» **Your assignment**: Extract all lines from the data beneath that include the word "Next".

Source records

============================================================

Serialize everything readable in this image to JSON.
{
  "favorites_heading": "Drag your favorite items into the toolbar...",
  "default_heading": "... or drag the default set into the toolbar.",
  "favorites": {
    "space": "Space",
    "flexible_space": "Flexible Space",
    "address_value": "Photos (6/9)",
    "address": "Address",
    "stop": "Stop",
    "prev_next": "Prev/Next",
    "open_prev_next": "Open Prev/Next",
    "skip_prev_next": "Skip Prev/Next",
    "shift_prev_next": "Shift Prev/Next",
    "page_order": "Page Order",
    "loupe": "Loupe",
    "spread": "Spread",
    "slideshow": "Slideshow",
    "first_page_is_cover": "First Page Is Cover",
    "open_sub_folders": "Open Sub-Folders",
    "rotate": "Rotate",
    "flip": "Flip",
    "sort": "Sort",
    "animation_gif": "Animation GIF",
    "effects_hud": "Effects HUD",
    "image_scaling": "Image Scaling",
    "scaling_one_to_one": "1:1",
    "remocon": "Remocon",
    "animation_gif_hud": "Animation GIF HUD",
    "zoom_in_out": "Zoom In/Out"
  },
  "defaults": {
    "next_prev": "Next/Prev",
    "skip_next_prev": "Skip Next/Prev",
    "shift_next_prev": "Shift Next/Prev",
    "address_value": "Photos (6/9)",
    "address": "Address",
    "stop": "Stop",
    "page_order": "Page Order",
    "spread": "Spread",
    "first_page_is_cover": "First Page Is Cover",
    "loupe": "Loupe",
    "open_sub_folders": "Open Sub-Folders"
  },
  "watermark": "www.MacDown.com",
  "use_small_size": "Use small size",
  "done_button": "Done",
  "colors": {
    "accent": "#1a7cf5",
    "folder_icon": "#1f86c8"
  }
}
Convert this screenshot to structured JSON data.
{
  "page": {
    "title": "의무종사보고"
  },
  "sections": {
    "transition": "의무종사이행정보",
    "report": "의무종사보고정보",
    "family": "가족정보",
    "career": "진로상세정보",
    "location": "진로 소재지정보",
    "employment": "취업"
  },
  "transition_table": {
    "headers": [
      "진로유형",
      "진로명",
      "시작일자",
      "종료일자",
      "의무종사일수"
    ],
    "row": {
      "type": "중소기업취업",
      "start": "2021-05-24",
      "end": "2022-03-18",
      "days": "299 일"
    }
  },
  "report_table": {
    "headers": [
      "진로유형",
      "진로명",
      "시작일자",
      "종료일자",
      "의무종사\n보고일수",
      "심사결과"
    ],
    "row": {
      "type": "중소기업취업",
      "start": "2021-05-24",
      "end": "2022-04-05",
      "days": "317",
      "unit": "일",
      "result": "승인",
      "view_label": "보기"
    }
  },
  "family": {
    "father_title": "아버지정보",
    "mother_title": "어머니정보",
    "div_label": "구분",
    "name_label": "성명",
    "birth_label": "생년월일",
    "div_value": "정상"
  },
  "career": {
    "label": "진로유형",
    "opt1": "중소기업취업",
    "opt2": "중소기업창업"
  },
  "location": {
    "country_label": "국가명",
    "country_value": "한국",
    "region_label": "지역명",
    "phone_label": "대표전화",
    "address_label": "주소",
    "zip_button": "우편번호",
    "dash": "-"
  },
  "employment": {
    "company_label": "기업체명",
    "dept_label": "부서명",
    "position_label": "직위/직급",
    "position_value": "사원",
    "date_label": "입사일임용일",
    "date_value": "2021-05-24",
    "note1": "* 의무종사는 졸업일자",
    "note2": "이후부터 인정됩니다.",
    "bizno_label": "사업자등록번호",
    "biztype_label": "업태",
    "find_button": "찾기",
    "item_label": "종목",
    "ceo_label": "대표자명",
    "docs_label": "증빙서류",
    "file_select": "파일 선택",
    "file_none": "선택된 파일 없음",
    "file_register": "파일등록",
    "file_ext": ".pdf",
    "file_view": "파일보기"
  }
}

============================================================

» **Result of the exercise**:
    "prev_next": "Prev/Next",
    "open_prev_next": "Open Prev/Next",
    "skip_prev_next": "Skip Prev/Next",
    "shift_prev_next": "Shift Prev/Next",
    "next_prev": "Next/Prev",
    "skip_next_prev": "Skip Next/Prev",
    "shift_next_prev": "Shift Next/Prev",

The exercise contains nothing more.